Website and app data records
—————
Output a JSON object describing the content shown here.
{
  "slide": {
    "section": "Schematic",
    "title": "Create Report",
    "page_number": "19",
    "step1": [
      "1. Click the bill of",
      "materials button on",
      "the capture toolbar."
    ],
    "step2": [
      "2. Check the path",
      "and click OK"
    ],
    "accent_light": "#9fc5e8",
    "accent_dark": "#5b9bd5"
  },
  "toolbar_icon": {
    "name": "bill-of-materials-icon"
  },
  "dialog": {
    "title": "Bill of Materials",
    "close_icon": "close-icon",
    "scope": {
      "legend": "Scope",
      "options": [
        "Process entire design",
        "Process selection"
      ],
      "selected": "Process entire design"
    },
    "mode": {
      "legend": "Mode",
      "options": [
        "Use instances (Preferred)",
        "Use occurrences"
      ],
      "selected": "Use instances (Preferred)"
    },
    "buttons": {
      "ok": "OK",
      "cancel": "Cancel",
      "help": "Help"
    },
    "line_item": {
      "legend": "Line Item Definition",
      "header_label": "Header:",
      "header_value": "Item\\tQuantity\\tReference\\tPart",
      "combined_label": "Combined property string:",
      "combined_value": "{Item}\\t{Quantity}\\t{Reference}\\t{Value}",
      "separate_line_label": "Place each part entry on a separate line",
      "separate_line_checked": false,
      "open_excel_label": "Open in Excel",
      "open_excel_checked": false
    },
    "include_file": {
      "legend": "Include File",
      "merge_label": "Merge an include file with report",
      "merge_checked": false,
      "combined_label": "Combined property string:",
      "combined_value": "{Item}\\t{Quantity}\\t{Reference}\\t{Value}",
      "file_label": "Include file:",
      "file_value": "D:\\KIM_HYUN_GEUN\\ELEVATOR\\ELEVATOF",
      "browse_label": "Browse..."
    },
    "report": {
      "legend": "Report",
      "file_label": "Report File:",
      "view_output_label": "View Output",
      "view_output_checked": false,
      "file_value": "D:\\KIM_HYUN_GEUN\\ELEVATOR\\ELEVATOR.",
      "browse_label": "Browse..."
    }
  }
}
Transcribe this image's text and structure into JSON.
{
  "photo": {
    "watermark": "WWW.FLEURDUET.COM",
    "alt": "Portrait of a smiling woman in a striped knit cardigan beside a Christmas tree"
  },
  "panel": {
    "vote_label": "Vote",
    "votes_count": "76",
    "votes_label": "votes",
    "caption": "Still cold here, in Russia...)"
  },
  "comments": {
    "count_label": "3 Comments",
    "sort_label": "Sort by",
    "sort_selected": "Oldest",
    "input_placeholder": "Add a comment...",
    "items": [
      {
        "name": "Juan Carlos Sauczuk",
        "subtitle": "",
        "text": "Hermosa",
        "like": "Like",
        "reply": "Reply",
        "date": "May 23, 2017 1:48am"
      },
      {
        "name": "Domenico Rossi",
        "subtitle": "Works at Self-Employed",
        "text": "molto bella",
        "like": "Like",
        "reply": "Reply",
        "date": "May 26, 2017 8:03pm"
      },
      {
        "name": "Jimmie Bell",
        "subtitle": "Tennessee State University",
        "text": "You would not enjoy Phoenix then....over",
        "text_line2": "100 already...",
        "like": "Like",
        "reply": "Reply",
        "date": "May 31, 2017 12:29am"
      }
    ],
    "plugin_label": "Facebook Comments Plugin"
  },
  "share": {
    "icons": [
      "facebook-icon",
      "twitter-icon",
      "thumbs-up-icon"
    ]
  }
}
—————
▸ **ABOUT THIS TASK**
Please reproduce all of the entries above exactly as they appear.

▸ **SOLUTION**
Output a JSON object describing the content shown here.
{
  "slide": {
    "section": "Schematic",
    "title": "Create Report",
    "page_number": "19",
    "step1": [
      "1. Click the bill of",
      "materials button on",
      "the capture toolbar."
    ],
    "step2": [
      "2. Check the path",
      "and click OK"
    ],
    "accent_light": "#9fc5e8",
    "accent_dark": "#5b9bd5"
  },
  "toolbar_icon": {
    "name": "bill-of-materials-icon"
  },
  "dialog": {
    "title": "Bill of Materials",
    "close_icon": "close-icon",
    "scope": {
      "legend": "Scope",
      "options": [
        "Process entire design",
        "Process selection"
      ],
      "selected": "Process entire design"
    },
    "mode": {
      "legend": "Mode",
      "options": [
        "Use instances (Preferred)",
        "Use occurrences"
      ],
      "selected": "Use instances (Preferred)"
    },
    "buttons": {
      "ok": "OK",
      "cancel": "Cancel",
      "help": "Help"
    },
    "line_item": {
      "legend": "Line Item Definition",
      "header_label": "Header:",
      "header_value": "Item\\tQuantity\\tReference\\tPart",
      "combined_label": "Combined property string:",
      "combined_value": "{Item}\\t{Quantity}\\t{Reference}\\t{Value}",
      "separate_line_label": "Place each part entry on a separate line",
      "separate_line_checked": false,
      "open_excel_label": "Open in Excel",
      "open_excel_checked": false
    },
    "include_file": {
      "legend": "Include File",
      "merge_label": "Merge an include file with report",
      "merge_checked": false,
      "combined_label": "Combined property string:",
      "combined_value": "{Item}\\t{Quantity}\\t{Reference}\\t{Value}",
      "file_label": "Include file:",
      "file_value": "D:\\KIM_HYUN_GEUN\\ELEVATOR\\ELEVATOF",
      "browse_label": "Browse..."
    },
    "report": {
      "legend": "Report",
      "file_label": "Report File:",
      "view_output_label": "View Output",
      "view_output_checked": false,
      "file_value": "D:\\KIM_HYUN_GEUN\\ELEVATOR\\ELEVATOR.",
      "browse_label": "Browse..."
    }
  }
}
Transcribe this image's text and structure into JSON.
{
  "photo": {
    "watermark": "WWW.FLEURDUET.COM",
    "alt": "Portrait of a smiling woman in a striped knit cardigan beside a Christmas tree"
  },
  "panel": {
    "vote_label": "Vote",
    "votes_count": "76",
    "votes_label": "votes",
    "caption": "Still cold here, in Russia...)"
  },
  "comments": {
    "count_label": "3 Comments",
    "sort_label": "Sort by",
    "sort_selected": "Oldest",
    "input_placeholder": "Add a comment...",
    "items": [
      {
        "name": "Juan Carlos Sauczuk",
        "subtitle": "",
        "text": "Hermosa",
        "like": "Like",
        "reply": "Reply",
        "date": "May 23, 2017 1:48am"
      },
      {
        "name": "Domenico Rossi",
        "subtitle": "Works at Self-Employed",
        "text": "molto bella",
        "like": "Like",
        "reply": "Reply",
        "date": "May 26, 2017 8:03pm"
      },
      {
        "name": "Jimmie Bell",
        "subtitle": "Tennessee State University",
        "text": "You would not enjoy Phoenix then....over",
        "text_line2": "100 already...",
        "like": "Like",
        "reply": "Reply",
        "date": "May 31, 2017 12:29am"
      }
    ],
    "plugin_label": "Facebook Comments Plugin"
  },
  "share": {
    "icons": [
      "facebook-icon",
      "twitter-icon",
      "thumbs-up-icon"
    ]
  }
}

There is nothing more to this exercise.